IRVINGTON, NJ — Several students and parents raved about the annual Experience the Legacy of Historically Black Colleges and Universities College Fair, held in the Irvington High School Auditorium on Saturday, Sept. 30. This was music to the ears of Eliese Richards, the Irvington native who founded the annual college fair.
Richards, who graduated Howard University in Washington, D.C., with a degree in fashion merchandising, acknowledged that things have turned out extremely well for her although she didn’t use the most scientific method to choose a college. She hopes others will be as lucky as she was, when it comes to choosing higher education.
“If I would have applied my resources better and would have had better information, granted, I would still probably have made that good decision of going to Howard, but I just would have been more well-prepared,” said Richards on Saturday, Sept. 30. “ I want the students from where I’m from to have that readiness and be college ready and be prepared, so let me come back and give them what I think is a gem, a jewel, a one-of-a-kind experience. So that’s what made me bring this event here to my hometown.
“ I just want the kids to understand that there are illustrious, prominent universities out here that are for us. They’re just as great as the Dukes, the Harvards. There’s notable alumni that come from those universities. HBCUs are just amazing places and it’s amazing experiences to help you learn yourself, learn your community and also learn the importance of giving back. That’s like the biggest thing. You have to give back, because you have to pave the path for the next generation to do just as great as you are.”
The praise from those who attended Richards’ event echoed her concerns and hopes.
“I supported my daughter and whatever she decides to do. Whatever college she decides to go to I support her 100 percent,” said Tawanna Cherry, who brought her daughter, Nakiyyah Cherry-Battle, 16, and some classmates from the West Caldwell Technical High School to the HBCU Fair on Saturday, Sept. 30. “It’s totally her decision and I support any decision she makes. I am looking forward to her getting out of the house, when she goes to college.”
Cherry-Battle and her friends, Bobby Richardson and Samirah Robinson-Good, reside in Newark and attend school in West Caldwell; they attended the HBCU fair to learn more about educational opportunities after high school.
“I think it was good and I liked it,” said Robinson-Good on Saturday, Sept. 30. “I liked to see all the speakers, recruiters and presenters that were talking about their colleges and how to get accepted in there, and all the things that we need to know, because we’re about to go to college soon. So these are things that we needed to know and they provided the information.”
Cherry-Battle agreed, but also voiced other reasons for wanting to attend her first choice school, Howard University.
“I was always interested in going to an HBCU, basically because I’m black and a historically black college would probably give me insight on my ancestors and what it’s like for black people,” she said at the event. “So coming here to see all of the different colleges, them telling us basically what they offer, it’s just like really exciting.”

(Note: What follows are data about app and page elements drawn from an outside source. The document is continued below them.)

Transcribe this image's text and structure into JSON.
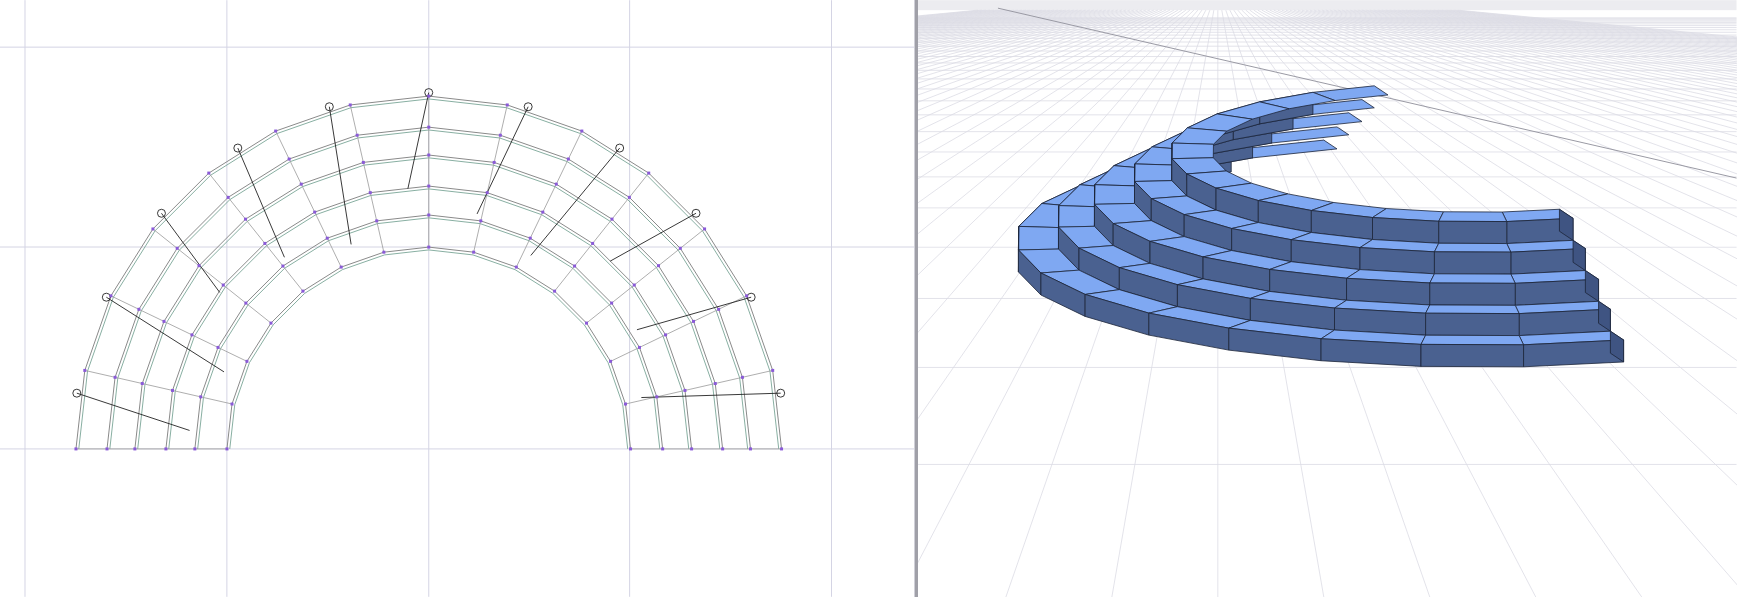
{
  "views": [
    {
      "kind": "plan"
    },
    {
      "kind": "perspective"
    }
  ]
}
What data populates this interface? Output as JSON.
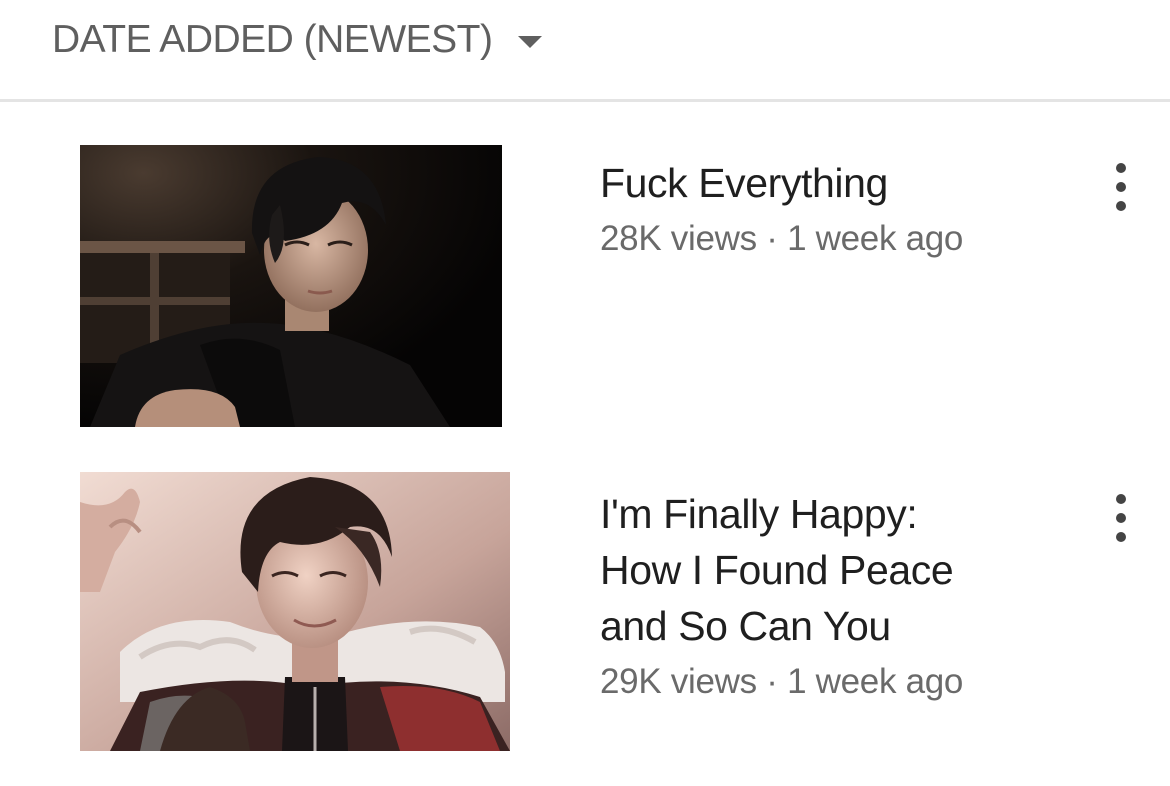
{
  "sort": {
    "label": "DATE ADDED (NEWEST)",
    "icon": "dropdown-caret-icon"
  },
  "videos": [
    {
      "title_lines": [
        "Fuck Everything"
      ],
      "views": "28K views",
      "separator": "·",
      "age": "1 week ago",
      "menu_icon": "more-vert-icon",
      "thumbnail": "dark-haired man in black jacket, dark background"
    },
    {
      "title_lines": [
        "I'm Finally Happy:",
        "How I Found Peace",
        "and So Can You"
      ],
      "views": "29K views",
      "separator": "·",
      "age": "1 week ago",
      "menu_icon": "more-vert-icon",
      "thumbnail": "smiling man in fur-collared red jacket, warm background"
    }
  ],
  "colors": {
    "sort_text": "#5f5f5f",
    "title_text": "#1f1f1f",
    "meta_text": "#6a6a6a",
    "divider": "#e4e4e4"
  }
}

The teens all agreed they were impressed by the Howard University representatives at the fair and were leaning toward applying to the school, sometimes referred to as “the Harvard of HBCUs.” Richards said that’s what she likes to hear.
In fact, Richards said the teens’ comments about the annual college fair are the main reason why she decided to organize the event in the first place.
“Aside from my love for HBCUs, Irvington is a great city and it’s a big community and we all need to support one another,” Richards said. “My thing is, when I was making college decisions, I felt like I didn’t really have much information. I had my best friend, Jackie, who basically told me she wanted to go to Howard, so I was like: ‘OK, I’m going to go to Howard,’”
Richards acknowledged that, while she didn’t use the most scientific method to choose a college, things turned out well for her. Others, however, might not be as lucky as she was, when it comes to choosing higher education.
Mayor Tony Vauss agreed with her sentiments.
“As one of the people who brought Pillar College to Irvington, I think education is very important to our community, especially when we bring our historically black colleges to the township of Irvington,” said Vauss, who recently earned a bachelor’s degree in business administration from Pillar College in Newark. A former president of the Irvington Board of Education for nine years, Vauss recently enrolled in Metropolitan College of New York to pursue a master’s degree in public administration.
“It benefits students, not only from Irvington, but from all the surrounding areas,” he said of the recent college fair.